Element data from apps and pages
----------

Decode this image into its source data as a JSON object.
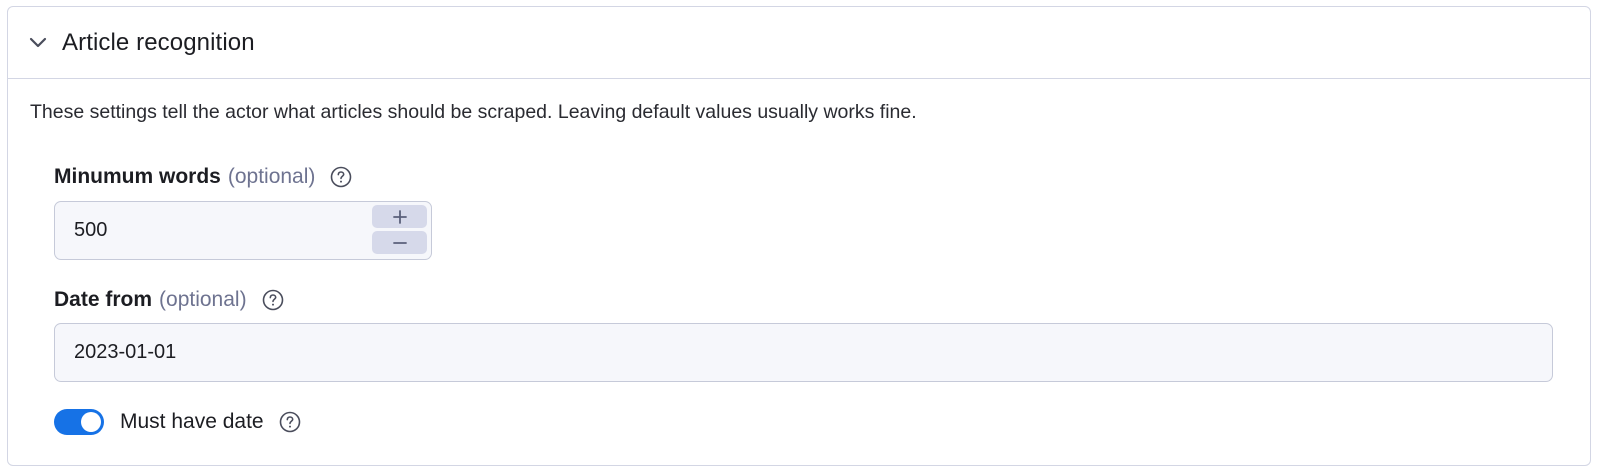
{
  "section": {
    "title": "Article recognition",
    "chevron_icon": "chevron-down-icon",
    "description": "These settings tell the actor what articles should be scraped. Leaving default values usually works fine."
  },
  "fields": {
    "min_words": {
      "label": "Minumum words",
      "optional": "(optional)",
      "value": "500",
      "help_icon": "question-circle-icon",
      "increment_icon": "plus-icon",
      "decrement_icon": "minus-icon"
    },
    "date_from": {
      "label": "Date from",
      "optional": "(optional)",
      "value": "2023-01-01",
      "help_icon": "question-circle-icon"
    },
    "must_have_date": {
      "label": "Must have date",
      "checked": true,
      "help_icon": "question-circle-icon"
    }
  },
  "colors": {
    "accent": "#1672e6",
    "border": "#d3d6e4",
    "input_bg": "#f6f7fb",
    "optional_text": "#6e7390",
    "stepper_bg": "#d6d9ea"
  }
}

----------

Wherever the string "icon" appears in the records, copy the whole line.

    "chevron_icon": "chevron-down-icon",
      "help_icon": "question-circle-icon",
      "increment_icon": "plus-icon",
      "decrement_icon": "minus-icon"
      "help_icon": "question-circle-icon"
      "help_icon": "question-circle-icon"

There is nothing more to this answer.